- Work task
Write the entries again exactly, with no line missing.
===== Records
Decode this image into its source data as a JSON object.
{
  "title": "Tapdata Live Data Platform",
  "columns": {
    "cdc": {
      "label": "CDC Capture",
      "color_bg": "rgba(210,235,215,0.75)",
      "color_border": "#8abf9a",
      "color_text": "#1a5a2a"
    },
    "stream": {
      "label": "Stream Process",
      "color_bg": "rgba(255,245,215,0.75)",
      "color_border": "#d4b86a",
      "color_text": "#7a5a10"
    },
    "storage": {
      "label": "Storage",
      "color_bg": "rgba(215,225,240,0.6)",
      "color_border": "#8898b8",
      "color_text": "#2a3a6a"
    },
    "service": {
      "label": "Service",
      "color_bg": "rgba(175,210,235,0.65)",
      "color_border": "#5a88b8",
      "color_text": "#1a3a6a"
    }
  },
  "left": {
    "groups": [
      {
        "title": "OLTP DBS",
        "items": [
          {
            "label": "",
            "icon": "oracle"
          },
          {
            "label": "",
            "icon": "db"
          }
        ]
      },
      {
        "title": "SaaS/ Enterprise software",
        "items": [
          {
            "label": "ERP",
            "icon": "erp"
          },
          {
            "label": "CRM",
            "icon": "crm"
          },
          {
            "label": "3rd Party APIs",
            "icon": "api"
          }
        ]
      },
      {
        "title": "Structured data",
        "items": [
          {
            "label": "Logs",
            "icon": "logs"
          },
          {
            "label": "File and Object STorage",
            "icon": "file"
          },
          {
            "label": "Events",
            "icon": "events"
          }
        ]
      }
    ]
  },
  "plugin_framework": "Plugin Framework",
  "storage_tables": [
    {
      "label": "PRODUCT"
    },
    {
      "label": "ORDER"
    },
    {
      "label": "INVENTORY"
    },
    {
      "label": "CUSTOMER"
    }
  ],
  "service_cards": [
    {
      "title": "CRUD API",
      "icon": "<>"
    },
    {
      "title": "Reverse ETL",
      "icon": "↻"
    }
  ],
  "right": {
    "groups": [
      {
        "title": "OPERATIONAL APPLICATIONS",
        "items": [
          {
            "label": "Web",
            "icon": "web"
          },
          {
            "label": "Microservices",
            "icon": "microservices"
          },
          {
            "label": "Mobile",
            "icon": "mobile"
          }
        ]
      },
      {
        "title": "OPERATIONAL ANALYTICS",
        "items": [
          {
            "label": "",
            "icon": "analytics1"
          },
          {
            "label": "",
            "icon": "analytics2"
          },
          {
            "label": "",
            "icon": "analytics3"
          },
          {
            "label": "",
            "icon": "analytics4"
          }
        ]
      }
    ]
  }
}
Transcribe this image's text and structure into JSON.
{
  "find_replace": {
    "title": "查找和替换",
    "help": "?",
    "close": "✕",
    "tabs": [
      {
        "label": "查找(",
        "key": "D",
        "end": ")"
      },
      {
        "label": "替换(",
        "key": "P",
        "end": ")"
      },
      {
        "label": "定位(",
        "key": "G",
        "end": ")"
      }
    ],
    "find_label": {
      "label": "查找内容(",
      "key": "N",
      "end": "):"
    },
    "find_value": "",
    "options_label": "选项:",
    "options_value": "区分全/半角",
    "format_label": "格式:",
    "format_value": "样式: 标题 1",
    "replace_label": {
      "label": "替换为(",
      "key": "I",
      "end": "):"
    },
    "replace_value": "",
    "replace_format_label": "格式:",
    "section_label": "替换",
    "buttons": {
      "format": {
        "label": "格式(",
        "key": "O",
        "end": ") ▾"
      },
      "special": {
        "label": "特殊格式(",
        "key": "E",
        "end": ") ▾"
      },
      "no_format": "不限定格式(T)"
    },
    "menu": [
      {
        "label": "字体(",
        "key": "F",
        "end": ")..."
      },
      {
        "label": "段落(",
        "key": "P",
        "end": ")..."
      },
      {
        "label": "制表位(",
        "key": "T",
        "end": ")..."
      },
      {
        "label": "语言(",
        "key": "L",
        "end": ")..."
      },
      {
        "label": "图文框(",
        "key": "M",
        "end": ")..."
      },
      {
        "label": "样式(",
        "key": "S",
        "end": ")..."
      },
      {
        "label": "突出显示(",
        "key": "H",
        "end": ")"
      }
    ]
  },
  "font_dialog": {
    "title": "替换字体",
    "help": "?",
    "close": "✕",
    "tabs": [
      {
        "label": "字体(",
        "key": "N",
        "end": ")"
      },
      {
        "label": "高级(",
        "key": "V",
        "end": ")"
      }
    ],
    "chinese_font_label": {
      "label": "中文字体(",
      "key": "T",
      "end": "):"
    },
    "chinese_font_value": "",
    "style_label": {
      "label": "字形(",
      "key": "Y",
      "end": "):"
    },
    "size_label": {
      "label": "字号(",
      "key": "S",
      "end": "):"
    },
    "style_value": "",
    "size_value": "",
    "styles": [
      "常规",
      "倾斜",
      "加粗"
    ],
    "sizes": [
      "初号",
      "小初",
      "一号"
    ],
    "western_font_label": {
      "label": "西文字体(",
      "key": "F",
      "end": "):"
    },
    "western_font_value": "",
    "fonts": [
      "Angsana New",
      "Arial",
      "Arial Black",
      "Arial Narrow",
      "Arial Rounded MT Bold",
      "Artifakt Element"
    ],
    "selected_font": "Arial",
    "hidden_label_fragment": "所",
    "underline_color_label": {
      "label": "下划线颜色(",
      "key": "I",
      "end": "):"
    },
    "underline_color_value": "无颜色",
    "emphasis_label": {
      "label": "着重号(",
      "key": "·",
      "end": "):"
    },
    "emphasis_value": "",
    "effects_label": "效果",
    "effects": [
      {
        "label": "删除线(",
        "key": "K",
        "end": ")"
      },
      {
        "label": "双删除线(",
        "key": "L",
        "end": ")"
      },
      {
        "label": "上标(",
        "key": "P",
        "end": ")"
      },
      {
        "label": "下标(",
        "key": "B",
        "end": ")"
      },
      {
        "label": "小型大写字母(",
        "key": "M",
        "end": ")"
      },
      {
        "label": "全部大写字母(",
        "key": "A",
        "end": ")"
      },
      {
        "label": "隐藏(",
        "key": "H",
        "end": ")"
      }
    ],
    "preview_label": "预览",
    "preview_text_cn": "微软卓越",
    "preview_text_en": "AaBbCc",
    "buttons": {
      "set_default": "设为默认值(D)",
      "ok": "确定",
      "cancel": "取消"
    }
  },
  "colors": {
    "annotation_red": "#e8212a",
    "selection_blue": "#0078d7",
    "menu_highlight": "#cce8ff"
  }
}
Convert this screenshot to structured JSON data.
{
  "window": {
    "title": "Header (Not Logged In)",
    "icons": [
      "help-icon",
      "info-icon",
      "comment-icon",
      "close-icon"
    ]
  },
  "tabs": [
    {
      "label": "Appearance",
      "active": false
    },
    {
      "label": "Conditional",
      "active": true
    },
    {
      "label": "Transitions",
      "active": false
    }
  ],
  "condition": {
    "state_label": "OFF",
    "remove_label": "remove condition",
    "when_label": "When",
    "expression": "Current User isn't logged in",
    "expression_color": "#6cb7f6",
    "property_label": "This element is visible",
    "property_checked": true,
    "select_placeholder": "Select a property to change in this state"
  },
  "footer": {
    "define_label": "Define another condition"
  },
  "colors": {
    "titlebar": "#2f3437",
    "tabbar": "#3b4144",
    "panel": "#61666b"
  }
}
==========
- Response to this task
Decode this image into its source data as a JSON object.
{
  "title": "Tapdata Live Data Platform",
  "columns": {
    "cdc": {
      "label": "CDC Capture",
      "color_bg": "rgba(210,235,215,0.75)",
      "color_border": "#8abf9a",
      "color_text": "#1a5a2a"
    },
    "stream": {
      "label": "Stream Process",
      "color_bg": "rgba(255,245,215,0.75)",
      "color_border": "#d4b86a",
      "color_text": "#7a5a10"
    },
    "storage": {
      "label": "Storage",
      "color_bg": "rgba(215,225,240,0.6)",
      "color_border": "#8898b8",
      "color_text": "#2a3a6a"
    },
    "service": {
      "label": "Service",
      "color_bg": "rgba(175,210,235,0.65)",
      "color_border": "#5a88b8",
      "color_text": "#1a3a6a"
    }
  },
  "left": {
    "groups": [
      {
        "title": "OLTP DBS",
        "items": [
          {
            "label": "",
            "icon": "oracle"
          },
          {
            "label": "",
            "icon": "db"
          }
        ]
      },
      {
        "title": "SaaS/ Enterprise software",
        "items": [
          {
            "label": "ERP",
            "icon": "erp"
          },
          {
            "label": "CRM",
            "icon": "crm"
          },
          {
            "label": "3rd Party APIs",
            "icon": "api"
          }
        ]
      },
      {
        "title": "Structured data",
        "items": [
          {
            "label": "Logs",
            "icon": "logs"
          },
          {
            "label": "File and Object STorage",
            "icon": "file"
          },
          {
            "label": "Events",
            "icon": "events"
          }
        ]
      }
    ]
  },
  "plugin_framework": "Plugin Framework",
  "storage_tables": [
    {
      "label": "PRODUCT"
    },
    {
      "label": "ORDER"
    },
    {
      "label": "INVENTORY"
    },
    {
      "label": "CUSTOMER"
    }
  ],
  "service_cards": [
    {
      "title": "CRUD API",
      "icon": "<>"
    },
    {
      "title": "Reverse ETL",
      "icon": "↻"
    }
  ],
  "right": {
    "groups": [
      {
        "title": "OPERATIONAL APPLICATIONS",
        "items": [
          {
            "label": "Web",
            "icon": "web"
          },
          {
            "label": "Microservices",
            "icon": "microservices"
          },
          {
            "label": "Mobile",
            "icon": "mobile"
          }
        ]
      },
      {
        "title": "OPERATIONAL ANALYTICS",
        "items": [
          {
            "label": "",
            "icon": "analytics1"
          },
          {
            "label": "",
            "icon": "analytics2"
          },
          {
            "label": "",
            "icon": "analytics3"
          },
          {
            "label": "",
            "icon": "analytics4"
          }
        ]
      }
    ]
  }
}
Transcribe this image's text and structure into JSON.
{
  "find_replace": {
    "title": "查找和替换",
    "help": "?",
    "close": "✕",
    "tabs": [
      {
        "label": "查找(",
        "key": "D",
        "end": ")"
      },
      {
        "label": "替换(",
        "key": "P",
        "end": ")"
      },
      {
        "label": "定位(",
        "key": "G",
        "end": ")"
      }
    ],
    "find_label": {
      "label": "查找内容(",
      "key": "N",
      "end": "):"
    },
    "find_value": "",
    "options_label": "选项:",
    "options_value": "区分全/半角",
    "format_label": "格式:",
    "format_value": "样式: 标题 1",
    "replace_label": {
      "label": "替换为(",
      "key": "I",
      "end": "):"
    },
    "replace_value": "",
    "replace_format_label": "格式:",
    "section_label": "替换",
    "buttons": {
      "format": {
        "label": "格式(",
        "key": "O",
        "end": ") ▾"
      },
      "special": {
        "label": "特殊格式(",
        "key": "E",
        "end": ") ▾"
      },
      "no_format": "不限定格式(T)"
    },
    "menu": [
      {
        "label": "字体(",
        "key": "F",
        "end": ")..."
      },
      {
        "label": "段落(",
        "key": "P",
        "end": ")..."
      },
      {
        "label": "制表位(",
        "key": "T",
        "end": ")..."
      },
      {
        "label": "语言(",
        "key": "L",
        "end": ")..."
      },
      {
        "label": "图文框(",
        "key": "M",
        "end": ")..."
      },
      {
        "label": "样式(",
        "key": "S",
        "end": ")..."
      },
      {
        "label": "突出显示(",
        "key": "H",
        "end": ")"
      }
    ]
  },
  "font_dialog": {
    "title": "替换字体",
    "help": "?",
    "close": "✕",
    "tabs": [
      {
        "label": "字体(",
        "key": "N",
        "end": ")"
      },
      {
        "label": "高级(",
        "key": "V",
        "end": ")"
      }
    ],
    "chinese_font_label": {
      "label": "中文字体(",
      "key": "T",
      "end": "):"
    },
    "chinese_font_value": "",
    "style_label": {
      "label": "字形(",
      "key": "Y",
      "end": "):"
    },
    "size_label": {
      "label": "字号(",
      "key": "S",
      "end": "):"
    },
    "style_value": "",
    "size_value": "",
    "styles": [
      "常规",
      "倾斜",
      "加粗"
    ],
    "sizes": [
      "初号",
      "小初",
      "一号"
    ],
    "western_font_label": {
      "label": "西文字体(",
      "key": "F",
      "end": "):"
    },
    "western_font_value": "",
    "fonts": [
      "Angsana New",
      "Arial",
      "Arial Black",
      "Arial Narrow",
      "Arial Rounded MT Bold",
      "Artifakt Element"
    ],
    "selected_font": "Arial",
    "hidden_label_fragment": "所",
    "underline_color_label": {
      "label": "下划线颜色(",
      "key": "I",
      "end": "):"
    },
    "underline_color_value": "无颜色",
    "emphasis_label": {
      "label": "着重号(",
      "key": "·",
      "end": "):"
    },
    "emphasis_value": "",
    "effects_label": "效果",
    "effects": [
      {
        "label": "删除线(",
        "key": "K",
        "end": ")"
      },
      {
        "label": "双删除线(",
        "key": "L",
        "end": ")"
      },
      {
        "label": "上标(",
        "key": "P",
        "end": ")"
      },
      {
        "label": "下标(",
        "key": "B",
        "end": ")"
      },
      {
        "label": "小型大写字母(",
        "key": "M",
        "end": ")"
      },
      {
        "label": "全部大写字母(",
        "key": "A",
        "end": ")"
      },
      {
        "label": "隐藏(",
        "key": "H",
        "end": ")"
      }
    ],
    "preview_label": "预览",
    "preview_text_cn": "微软卓越",
    "preview_text_en": "AaBbCc",
    "buttons": {
      "set_default": "设为默认值(D)",
      "ok": "确定",
      "cancel": "取消"
    }
  },
  "colors": {
    "annotation_red": "#e8212a",
    "selection_blue": "#0078d7",
    "menu_highlight": "#cce8ff"
  }
}
Convert this screenshot to structured JSON data.
{
  "window": {
    "title": "Header (Not Logged In)",
    "icons": [
      "help-icon",
      "info-icon",
      "comment-icon",
      "close-icon"
    ]
  },
  "tabs": [
    {
      "label": "Appearance",
      "active": false
    },
    {
      "label": "Conditional",
      "active": true
    },
    {
      "label": "Transitions",
      "active": false
    }
  ],
  "condition": {
    "state_label": "OFF",
    "remove_label": "remove condition",
    "when_label": "When",
    "expression": "Current User isn't logged in",
    "expression_color": "#6cb7f6",
    "property_label": "This element is visible",
    "property_checked": true,
    "select_placeholder": "Select a property to change in this state"
  },
  "footer": {
    "define_label": "Define another condition"
  },
  "colors": {
    "titlebar": "#2f3437",
    "tabbar": "#3b4144",
    "panel": "#61666b"
  }
}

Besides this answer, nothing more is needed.